Speaking of selling, the 435i hasn’t been out for very long so it’s difficult to predict how it will hold it’s value. So far so good (still at least $50,000 for a 2014), so I assume you’ll still be able to get at least $45,000 in 3 years with low miles. (Then again with these parameters it may be better to lease) The DB7 has the more uncommon V12-6spd combination which really commands a premium so you should be able to sell it for the what you bought it for in 3 years, especially if you continue documenting it’s service history.


Using Hagerty’s insurance quote machine the DB7 for “me” would be a bit less than 2600 a year for 5000 miles of pleasure use a year (Sunday drives, occasional trip, the sort of thing you’d reasonably use a DB7 for.) I’m not shopping and comparing deductibles for you, this is just a baseline. The BMW is a bit more to insure ($2800/yr) likely due to it’s higher value. Pretty equal all things considered. Another cost to consider is fuel economy, 11/19mpg for the Vantage Volante and 20/31mpg for the BMW. The BMW’s fuel efficiency will more than make up the extra insurance costs. The 435i should save about 400 gallons of fuel over 3 years/15,000 miles. (assumed average mpg of 15 for the Aston and 25 for the BMW)

Now comes the choice, do you want to spend the next 3 years and $15-20,000 in the safer, more luxurious, more prestigious BMW 435i that comes with free service and warranty? Or take a bit of a risk, tolerate some issues(probably small ones...probably) and spend your sun soaked afternoons listening to that thristy, dirty V12.
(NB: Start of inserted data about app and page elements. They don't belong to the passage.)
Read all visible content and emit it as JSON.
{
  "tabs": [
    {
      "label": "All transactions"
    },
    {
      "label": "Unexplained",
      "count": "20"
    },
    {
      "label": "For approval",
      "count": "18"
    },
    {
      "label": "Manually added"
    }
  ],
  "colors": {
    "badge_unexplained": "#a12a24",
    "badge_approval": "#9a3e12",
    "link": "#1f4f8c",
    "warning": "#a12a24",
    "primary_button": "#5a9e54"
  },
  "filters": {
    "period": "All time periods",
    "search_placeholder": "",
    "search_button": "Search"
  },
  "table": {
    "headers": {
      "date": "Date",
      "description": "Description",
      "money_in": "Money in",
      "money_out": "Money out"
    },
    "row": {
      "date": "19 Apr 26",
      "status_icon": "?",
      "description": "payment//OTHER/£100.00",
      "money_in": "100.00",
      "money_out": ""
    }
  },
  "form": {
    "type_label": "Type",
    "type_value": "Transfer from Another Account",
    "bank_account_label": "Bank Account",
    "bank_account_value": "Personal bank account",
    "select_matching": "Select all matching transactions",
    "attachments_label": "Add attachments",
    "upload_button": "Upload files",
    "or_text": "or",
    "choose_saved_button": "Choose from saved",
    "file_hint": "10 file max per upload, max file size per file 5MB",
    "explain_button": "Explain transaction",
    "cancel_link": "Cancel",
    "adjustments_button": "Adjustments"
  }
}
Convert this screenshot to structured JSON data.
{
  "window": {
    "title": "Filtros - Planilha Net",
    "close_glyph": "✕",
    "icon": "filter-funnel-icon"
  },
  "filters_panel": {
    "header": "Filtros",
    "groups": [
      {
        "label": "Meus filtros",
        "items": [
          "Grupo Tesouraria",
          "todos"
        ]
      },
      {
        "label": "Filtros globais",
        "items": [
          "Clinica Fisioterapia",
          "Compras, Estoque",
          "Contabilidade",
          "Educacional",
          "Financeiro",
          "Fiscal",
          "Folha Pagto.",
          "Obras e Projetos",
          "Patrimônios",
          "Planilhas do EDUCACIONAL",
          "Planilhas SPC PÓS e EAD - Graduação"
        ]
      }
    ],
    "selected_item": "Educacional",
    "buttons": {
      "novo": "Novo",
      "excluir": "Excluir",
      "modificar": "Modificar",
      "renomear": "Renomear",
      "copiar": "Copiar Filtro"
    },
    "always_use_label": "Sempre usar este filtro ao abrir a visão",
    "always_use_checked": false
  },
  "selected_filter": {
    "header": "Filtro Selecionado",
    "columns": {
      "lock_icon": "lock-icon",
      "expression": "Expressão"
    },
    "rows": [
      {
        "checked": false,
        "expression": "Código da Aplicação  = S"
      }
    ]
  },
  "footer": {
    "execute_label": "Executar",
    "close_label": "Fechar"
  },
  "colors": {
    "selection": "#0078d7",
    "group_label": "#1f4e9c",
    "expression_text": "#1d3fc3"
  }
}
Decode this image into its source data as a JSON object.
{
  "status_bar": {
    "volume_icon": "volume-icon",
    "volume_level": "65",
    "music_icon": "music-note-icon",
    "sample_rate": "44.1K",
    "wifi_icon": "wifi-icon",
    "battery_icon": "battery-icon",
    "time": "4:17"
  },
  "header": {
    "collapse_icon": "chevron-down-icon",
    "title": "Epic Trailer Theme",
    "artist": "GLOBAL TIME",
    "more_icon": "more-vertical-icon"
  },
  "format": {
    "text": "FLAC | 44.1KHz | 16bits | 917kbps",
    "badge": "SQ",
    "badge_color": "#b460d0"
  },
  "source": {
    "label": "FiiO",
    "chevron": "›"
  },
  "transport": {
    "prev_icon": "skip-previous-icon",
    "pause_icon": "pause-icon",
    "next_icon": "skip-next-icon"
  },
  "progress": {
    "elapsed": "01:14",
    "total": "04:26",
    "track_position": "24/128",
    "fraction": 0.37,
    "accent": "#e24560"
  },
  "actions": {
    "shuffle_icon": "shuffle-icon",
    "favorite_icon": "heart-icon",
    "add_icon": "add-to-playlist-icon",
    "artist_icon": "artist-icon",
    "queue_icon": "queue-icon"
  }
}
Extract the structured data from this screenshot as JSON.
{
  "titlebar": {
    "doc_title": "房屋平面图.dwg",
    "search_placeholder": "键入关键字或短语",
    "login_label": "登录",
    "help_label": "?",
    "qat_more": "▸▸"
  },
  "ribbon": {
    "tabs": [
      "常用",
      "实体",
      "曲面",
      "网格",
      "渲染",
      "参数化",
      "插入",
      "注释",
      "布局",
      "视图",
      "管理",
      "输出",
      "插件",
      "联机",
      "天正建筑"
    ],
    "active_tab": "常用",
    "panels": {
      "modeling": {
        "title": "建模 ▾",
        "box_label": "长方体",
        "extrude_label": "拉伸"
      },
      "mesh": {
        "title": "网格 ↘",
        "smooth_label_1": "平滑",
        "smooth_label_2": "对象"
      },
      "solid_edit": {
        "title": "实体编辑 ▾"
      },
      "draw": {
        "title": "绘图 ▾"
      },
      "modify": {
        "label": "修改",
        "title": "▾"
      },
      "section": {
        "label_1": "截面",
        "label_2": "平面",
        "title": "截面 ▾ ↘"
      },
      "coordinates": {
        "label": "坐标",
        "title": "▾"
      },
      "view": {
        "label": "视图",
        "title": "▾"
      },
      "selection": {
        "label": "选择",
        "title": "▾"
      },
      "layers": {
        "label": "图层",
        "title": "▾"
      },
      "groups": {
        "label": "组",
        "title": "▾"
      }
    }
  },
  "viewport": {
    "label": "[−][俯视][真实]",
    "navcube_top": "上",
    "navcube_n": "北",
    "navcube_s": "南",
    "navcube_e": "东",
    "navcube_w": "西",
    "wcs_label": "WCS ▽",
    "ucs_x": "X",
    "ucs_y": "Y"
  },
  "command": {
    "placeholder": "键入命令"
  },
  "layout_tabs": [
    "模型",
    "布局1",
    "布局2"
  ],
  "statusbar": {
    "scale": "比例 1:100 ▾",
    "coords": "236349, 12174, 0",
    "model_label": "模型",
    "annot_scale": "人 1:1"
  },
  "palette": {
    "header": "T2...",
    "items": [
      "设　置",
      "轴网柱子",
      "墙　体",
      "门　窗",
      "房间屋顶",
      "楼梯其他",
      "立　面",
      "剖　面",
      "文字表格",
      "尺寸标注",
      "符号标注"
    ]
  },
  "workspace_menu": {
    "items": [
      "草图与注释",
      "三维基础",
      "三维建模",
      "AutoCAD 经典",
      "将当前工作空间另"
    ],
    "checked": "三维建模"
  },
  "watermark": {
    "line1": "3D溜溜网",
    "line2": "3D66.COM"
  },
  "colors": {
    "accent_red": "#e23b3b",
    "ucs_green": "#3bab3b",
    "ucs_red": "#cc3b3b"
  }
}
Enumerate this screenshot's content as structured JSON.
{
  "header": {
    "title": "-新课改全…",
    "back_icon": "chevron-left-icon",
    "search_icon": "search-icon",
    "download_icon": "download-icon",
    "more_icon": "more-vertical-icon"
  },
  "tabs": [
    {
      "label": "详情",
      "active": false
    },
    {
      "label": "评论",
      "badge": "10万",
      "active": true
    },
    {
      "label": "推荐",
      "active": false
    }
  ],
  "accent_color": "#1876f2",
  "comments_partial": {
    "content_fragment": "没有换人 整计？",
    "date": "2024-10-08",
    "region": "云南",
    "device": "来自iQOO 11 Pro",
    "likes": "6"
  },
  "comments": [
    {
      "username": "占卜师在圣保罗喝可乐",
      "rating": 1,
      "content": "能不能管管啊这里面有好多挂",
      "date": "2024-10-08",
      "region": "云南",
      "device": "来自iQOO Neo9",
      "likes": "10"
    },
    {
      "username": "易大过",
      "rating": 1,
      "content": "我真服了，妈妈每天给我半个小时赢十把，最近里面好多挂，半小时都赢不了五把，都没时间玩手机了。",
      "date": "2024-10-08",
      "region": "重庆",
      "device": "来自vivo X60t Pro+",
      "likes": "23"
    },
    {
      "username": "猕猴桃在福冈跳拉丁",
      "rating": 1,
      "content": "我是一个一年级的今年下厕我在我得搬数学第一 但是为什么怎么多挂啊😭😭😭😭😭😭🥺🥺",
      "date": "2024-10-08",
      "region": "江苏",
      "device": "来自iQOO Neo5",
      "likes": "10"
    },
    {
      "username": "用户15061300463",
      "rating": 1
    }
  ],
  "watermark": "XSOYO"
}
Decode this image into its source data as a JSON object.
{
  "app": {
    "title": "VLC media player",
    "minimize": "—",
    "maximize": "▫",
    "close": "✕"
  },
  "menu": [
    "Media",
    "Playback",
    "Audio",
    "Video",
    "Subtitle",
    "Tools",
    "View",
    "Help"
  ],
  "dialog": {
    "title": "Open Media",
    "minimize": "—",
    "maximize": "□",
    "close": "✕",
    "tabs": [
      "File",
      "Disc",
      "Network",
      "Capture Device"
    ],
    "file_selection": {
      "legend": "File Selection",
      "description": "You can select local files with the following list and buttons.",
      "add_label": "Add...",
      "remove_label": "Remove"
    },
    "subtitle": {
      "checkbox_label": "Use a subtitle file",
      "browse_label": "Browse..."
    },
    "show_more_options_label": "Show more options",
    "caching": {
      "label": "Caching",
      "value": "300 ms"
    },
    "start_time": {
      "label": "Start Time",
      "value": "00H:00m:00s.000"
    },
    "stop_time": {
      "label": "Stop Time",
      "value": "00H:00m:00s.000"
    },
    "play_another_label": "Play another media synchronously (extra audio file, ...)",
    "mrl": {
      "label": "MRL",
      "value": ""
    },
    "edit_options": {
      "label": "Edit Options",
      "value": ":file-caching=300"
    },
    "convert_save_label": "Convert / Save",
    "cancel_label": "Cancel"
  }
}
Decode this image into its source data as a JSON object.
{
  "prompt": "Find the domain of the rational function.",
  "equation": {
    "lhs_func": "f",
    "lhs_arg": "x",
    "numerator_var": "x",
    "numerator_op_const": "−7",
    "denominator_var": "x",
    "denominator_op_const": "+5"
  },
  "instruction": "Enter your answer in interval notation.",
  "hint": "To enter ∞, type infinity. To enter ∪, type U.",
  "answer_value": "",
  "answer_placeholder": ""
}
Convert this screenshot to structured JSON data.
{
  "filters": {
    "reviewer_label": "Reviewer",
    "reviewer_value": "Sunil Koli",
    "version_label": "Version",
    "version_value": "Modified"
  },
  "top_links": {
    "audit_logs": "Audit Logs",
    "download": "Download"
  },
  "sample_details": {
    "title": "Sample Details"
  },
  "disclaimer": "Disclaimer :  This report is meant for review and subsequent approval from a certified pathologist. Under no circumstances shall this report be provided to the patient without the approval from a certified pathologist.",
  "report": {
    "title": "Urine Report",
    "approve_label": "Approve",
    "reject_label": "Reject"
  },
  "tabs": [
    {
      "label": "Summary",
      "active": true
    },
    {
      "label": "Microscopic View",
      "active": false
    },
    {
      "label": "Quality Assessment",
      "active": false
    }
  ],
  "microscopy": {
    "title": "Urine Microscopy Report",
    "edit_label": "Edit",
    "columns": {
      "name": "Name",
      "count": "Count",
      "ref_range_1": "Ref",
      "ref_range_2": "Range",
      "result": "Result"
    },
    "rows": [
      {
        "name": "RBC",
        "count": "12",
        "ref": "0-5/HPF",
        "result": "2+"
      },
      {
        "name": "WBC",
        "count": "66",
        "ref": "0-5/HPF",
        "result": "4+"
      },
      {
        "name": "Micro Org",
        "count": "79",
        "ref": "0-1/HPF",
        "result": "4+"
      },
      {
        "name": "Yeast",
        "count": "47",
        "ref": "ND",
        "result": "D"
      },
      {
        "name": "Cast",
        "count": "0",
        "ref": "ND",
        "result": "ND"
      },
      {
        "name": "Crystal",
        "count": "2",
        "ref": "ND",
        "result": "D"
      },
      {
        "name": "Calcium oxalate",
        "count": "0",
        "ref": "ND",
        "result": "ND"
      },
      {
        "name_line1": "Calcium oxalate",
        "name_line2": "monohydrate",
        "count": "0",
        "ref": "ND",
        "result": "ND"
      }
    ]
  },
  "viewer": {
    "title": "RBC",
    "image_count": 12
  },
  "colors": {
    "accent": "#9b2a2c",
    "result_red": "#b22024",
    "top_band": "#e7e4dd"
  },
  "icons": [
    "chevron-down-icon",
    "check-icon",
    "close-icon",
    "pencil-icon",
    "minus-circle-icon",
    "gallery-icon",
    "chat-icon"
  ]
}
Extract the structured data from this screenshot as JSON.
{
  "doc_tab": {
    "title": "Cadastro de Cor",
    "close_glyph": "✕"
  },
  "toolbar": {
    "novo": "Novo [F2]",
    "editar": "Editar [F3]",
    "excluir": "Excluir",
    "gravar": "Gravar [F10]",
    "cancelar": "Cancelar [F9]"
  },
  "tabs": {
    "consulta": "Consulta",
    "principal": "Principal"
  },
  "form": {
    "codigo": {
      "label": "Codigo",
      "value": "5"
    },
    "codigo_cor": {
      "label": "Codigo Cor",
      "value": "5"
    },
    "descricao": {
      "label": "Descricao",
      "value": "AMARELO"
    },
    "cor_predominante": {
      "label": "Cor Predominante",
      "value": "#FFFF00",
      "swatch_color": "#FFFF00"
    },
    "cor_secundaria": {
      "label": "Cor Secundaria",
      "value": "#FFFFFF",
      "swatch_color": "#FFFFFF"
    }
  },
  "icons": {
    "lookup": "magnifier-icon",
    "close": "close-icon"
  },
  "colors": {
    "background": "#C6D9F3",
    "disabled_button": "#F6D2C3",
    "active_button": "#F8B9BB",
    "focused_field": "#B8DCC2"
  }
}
You can probably guess what I’d pick, but obviously I wouldn’t kick either out of the garage for an oil leak.